Belle and Sebastian are no strangers to the OST format. Their 2002 effort created for Todd Solondz’ darkly comic film of the same name, whilst marred with problems in its creation is a personal favourite in their healthy back catalogue. Then, of course, there’s Stuart’s God Help the Girl project; an album created from a soundtrack to a self-penned musical. The emotionally underpinned narrative style of their work has always been well-suited to accompanying moving images and this new record is another example of that same facet of their output. Although I’ve yet to see the film, I’m familiar with the graphic novel from which it has been adapted and I’m certain the comic-tinged angst and conflicting personal relationships found in both the music of Belle and Sebastian and the novel will marry perfectly.
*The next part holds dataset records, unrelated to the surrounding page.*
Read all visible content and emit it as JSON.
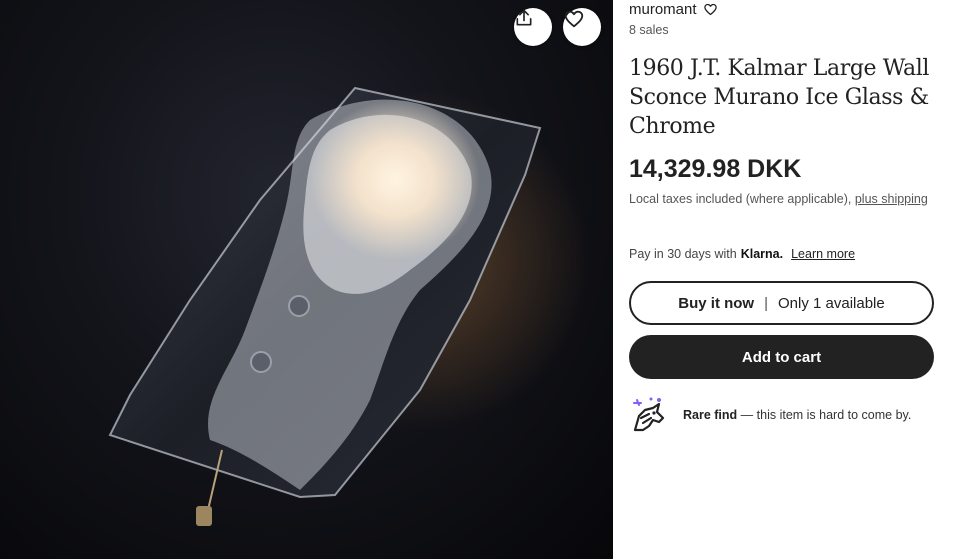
{
  "product_image": {
    "alt_icon": "murano-ice-glass-sconce-photo",
    "share_icon": "share-icon",
    "favorite_icon": "heart-icon"
  },
  "shop": {
    "name": "muromant",
    "follow_icon": "heart-outline-icon",
    "sales": "8 sales"
  },
  "listing": {
    "title": "1960 J.T. Kalmar Large Wall Sconce Murano Ice Glass & Chrome",
    "price": "14,329.98 DKK",
    "taxes_text": "Local taxes included (where applicable),",
    "shipping_link": "plus shipping"
  },
  "klarna": {
    "prefix": "Pay in 30 days with",
    "brand": "Klarna.",
    "learn_more": "Learn more"
  },
  "actions": {
    "buy_now": "Buy it now",
    "separator": "|",
    "availability": "Only 1 available",
    "add_to_cart": "Add to cart"
  },
  "rare_find": {
    "icon": "rare-find-unicorn-icon",
    "label": "Rare find",
    "text": "— this item is hard to come by."
  },
  "colors": {
    "text": "#222222",
    "button_dark": "#222222",
    "rare_icon_accent": "#8a5cf6"
  }
}
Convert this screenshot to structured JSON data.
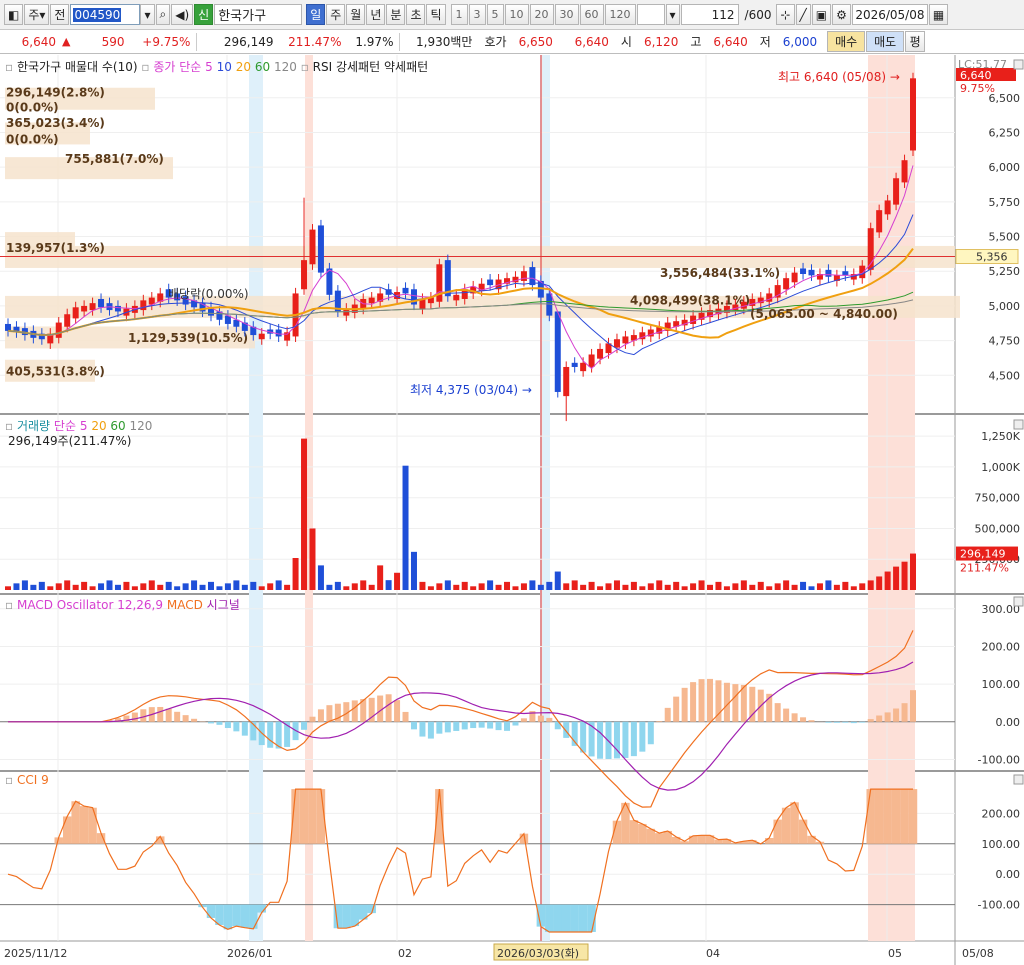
{
  "toolbar": {
    "period_day": "주",
    "prev_label": "전",
    "code": "004590",
    "new_badge": "신",
    "stock_name": "한국가구",
    "periods": [
      "일",
      "주",
      "월",
      "년",
      "분",
      "초",
      "틱"
    ],
    "intervals": [
      "1",
      "3",
      "5",
      "10",
      "20",
      "30",
      "60",
      "120"
    ],
    "count_value": "112",
    "count_total": "/600",
    "date": "2026/05/08"
  },
  "quote": {
    "price": "6,640",
    "change": "590",
    "change_pct": "+9.75%",
    "volume": "296,149",
    "volume_ratio": "211.47%",
    "turnover_pct": "1.97%",
    "amount": "1,930백만",
    "ask_label": "호가",
    "ask1": "6,650",
    "ask2": "6,640",
    "open_label": "시",
    "open": "6,120",
    "high_label": "고",
    "high": "6,640",
    "low_label": "저",
    "low": "6,000",
    "buy_label": "매수",
    "sell_label": "매도",
    "avg_label": "평"
  },
  "price_panel": {
    "legend": [
      "한국가구 매물대 수(10)",
      "종가 단순",
      "5",
      "10",
      "20",
      "60",
      "120",
      "RSI 강세패턴",
      "약세패턴"
    ],
    "high_note": "최고 6,640 (05/08)",
    "low_note": "최저 4,375 (03/04)",
    "dividend_note": "배당락(0.00%)",
    "range_note": "(5,065.00 ~ 4,840.00)",
    "right_price": "6,640",
    "right_pct": "9.75%",
    "hline_price": "5,356",
    "lc_note": "LC:51.77",
    "y_labels": [
      "6,500",
      "6,250",
      "6,000",
      "5,750",
      "5,500",
      "5,250",
      "5,000",
      "4,750",
      "4,500"
    ],
    "profile_labels": [
      "296,149(2.8%)",
      "0(0.0%)",
      "365,023(3.4%)",
      "0(0.0%)",
      "755,881(7.0%)",
      "139,957(1.3%)",
      "3,556,484(33.1%)",
      "4,098,499(38.1%)",
      "1,129,539(10.5%)",
      "405,531(3.8%)"
    ]
  },
  "volume_panel": {
    "legend": [
      "거래량",
      "단순",
      "5",
      "20",
      "60",
      "120"
    ],
    "value": "296,149주(211.47%)",
    "right_value": "296,149",
    "right_pct": "211.47%",
    "y_labels": [
      "1,250K",
      "1,000K",
      "750,000",
      "500,000",
      "250,000"
    ]
  },
  "macd_panel": {
    "legend": [
      "MACD Oscillator 12,26,9",
      "MACD",
      "시그널"
    ],
    "y_labels": [
      "300.00",
      "200.00",
      "100.00",
      "0.00",
      "-100.00"
    ]
  },
  "cci_panel": {
    "legend": [
      "CCI 9"
    ],
    "y_labels": [
      "200.00",
      "100.00",
      "0.00",
      "-100.00"
    ]
  },
  "x_axis": {
    "labels": [
      "2025/11/12",
      "2026/01",
      "02",
      "2026/03/03(화)",
      "04",
      "05",
      "05/08"
    ]
  },
  "colors": {
    "up": "#e8201a",
    "down": "#1f4fd8",
    "ma5": "#d63fd0",
    "ma10": "#2b4bd8",
    "ma20": "#f0a010",
    "ma60": "#2e9a2e",
    "ma120": "#888888",
    "macd": "#f07020",
    "signal": "#a020b0",
    "cci": "#f07020"
  }
}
The album carries a similar format to that of Storytelling in that rather than a collection of songs proper, there are reprisals, leitmotifs and snippets of dialogue. Each adding context to the other. The band clearly see this work as a direct accompaniment to the story and they ask you in these compositions to both consider and remember the story and allow each medium to compliment the other.
Musically, this has all of the hallmarks of a Belle and Sebastian record; jangly guitars, breathy vocal deliveries, delicate close harmonies, the occasional crescendo underpinned by a violin or horn solo – all present to decorate stories of clumsy, tragic adolescent rites of passage. The dancier, more bass-driven late-period B&S songwriting style doesn’t get much of a look-in here so this is certainly one for the purists. Having said that, those same purists may not be fond of new recordings of ‘Get Me Away from Here I’m Dying‘ and ‘I Know Where the Summer Goes‘. They’ll have little to be concerned about however; both tracks are simply a little pared back and relaxed but not too dissimilar to the originals. All the new recordings serve to do really is help the older pieces gel well alongside the new compositions in order for the album to be viewed as a whole rather than a disparate collection of songs.
As an album, this won’t make waves but that’s not ever been the point of this group. Instead, you can expect a collection of easy-on-the-ears, gentle, melancholic pop songs which offer uplifting narratives if listened to a little more attentively. There’s another Belle and Sebastian record in the world and that can’t be a bad thing.
Days of the Bagnold Summer OST is released on September 13th on Matador.